__Exercise__. How many lines in the records below contain the word "Year"? Reply with that number only.

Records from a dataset
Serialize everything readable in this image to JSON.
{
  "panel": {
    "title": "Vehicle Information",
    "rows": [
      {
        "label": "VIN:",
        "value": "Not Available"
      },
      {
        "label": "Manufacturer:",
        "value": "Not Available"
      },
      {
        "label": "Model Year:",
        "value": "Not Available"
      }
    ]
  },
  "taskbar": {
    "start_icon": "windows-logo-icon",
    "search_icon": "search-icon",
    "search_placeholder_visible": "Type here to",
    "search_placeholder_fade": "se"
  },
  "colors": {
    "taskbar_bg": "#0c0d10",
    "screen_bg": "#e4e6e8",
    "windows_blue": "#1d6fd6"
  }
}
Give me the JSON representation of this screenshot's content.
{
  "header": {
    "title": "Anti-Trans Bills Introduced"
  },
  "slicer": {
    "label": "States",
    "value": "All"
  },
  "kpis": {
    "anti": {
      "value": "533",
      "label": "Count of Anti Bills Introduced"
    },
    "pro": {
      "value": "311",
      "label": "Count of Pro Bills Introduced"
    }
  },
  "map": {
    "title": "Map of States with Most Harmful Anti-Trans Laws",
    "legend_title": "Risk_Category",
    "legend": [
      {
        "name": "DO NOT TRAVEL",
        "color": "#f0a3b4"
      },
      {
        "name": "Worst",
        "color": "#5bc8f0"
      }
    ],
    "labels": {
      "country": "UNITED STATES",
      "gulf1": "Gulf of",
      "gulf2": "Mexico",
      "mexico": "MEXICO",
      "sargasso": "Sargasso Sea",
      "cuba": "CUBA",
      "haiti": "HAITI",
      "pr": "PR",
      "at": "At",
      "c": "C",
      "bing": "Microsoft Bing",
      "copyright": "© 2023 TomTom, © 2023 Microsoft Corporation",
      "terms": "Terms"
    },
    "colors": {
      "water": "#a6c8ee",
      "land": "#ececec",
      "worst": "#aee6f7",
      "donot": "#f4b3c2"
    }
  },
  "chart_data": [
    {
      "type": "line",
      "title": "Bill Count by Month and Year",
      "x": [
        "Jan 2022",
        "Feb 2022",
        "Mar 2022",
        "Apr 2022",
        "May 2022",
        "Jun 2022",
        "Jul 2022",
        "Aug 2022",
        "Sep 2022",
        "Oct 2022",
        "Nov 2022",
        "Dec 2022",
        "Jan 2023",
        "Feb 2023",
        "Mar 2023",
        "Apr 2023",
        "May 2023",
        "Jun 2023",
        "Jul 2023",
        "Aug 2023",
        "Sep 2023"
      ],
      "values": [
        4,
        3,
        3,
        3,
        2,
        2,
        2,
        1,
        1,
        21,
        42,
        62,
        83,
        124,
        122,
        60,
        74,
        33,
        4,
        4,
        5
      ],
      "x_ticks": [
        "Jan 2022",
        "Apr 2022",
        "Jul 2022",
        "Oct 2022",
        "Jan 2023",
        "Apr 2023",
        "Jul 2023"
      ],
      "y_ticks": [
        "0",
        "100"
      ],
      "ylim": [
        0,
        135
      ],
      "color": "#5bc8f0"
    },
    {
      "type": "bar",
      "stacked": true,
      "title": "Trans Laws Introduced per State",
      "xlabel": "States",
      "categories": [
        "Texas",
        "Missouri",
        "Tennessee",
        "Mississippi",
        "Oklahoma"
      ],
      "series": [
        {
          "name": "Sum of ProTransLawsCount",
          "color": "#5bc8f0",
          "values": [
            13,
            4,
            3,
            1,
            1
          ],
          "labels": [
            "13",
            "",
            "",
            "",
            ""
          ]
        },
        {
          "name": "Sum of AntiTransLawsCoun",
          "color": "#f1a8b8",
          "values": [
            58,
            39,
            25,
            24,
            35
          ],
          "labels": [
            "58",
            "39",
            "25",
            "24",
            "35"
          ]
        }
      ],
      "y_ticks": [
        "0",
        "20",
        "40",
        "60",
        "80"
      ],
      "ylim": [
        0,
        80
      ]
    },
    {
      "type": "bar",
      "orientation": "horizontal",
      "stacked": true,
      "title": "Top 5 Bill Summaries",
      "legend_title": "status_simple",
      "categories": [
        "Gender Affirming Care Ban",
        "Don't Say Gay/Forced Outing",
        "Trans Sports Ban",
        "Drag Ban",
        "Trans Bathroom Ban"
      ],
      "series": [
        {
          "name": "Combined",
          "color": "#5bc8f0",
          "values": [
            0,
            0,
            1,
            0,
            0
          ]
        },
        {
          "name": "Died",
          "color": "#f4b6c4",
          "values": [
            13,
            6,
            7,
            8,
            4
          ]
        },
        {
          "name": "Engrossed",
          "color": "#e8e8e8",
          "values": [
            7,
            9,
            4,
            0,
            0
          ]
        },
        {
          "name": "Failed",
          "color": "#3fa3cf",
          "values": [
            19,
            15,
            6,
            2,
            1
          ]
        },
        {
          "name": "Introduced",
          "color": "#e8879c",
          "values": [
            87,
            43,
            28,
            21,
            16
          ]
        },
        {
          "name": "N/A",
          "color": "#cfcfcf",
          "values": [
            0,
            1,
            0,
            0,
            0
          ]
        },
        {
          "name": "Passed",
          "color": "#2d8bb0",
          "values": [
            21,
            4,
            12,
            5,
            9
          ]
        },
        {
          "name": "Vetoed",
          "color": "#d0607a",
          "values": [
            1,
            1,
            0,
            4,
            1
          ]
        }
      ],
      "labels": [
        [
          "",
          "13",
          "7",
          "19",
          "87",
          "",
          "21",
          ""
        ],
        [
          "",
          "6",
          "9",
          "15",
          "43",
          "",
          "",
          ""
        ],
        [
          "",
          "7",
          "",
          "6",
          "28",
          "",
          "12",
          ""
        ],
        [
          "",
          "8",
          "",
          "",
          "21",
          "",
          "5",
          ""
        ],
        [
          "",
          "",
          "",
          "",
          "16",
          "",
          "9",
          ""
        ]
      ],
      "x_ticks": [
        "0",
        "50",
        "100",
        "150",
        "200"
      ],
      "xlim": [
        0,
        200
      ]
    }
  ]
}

__Task output__. 2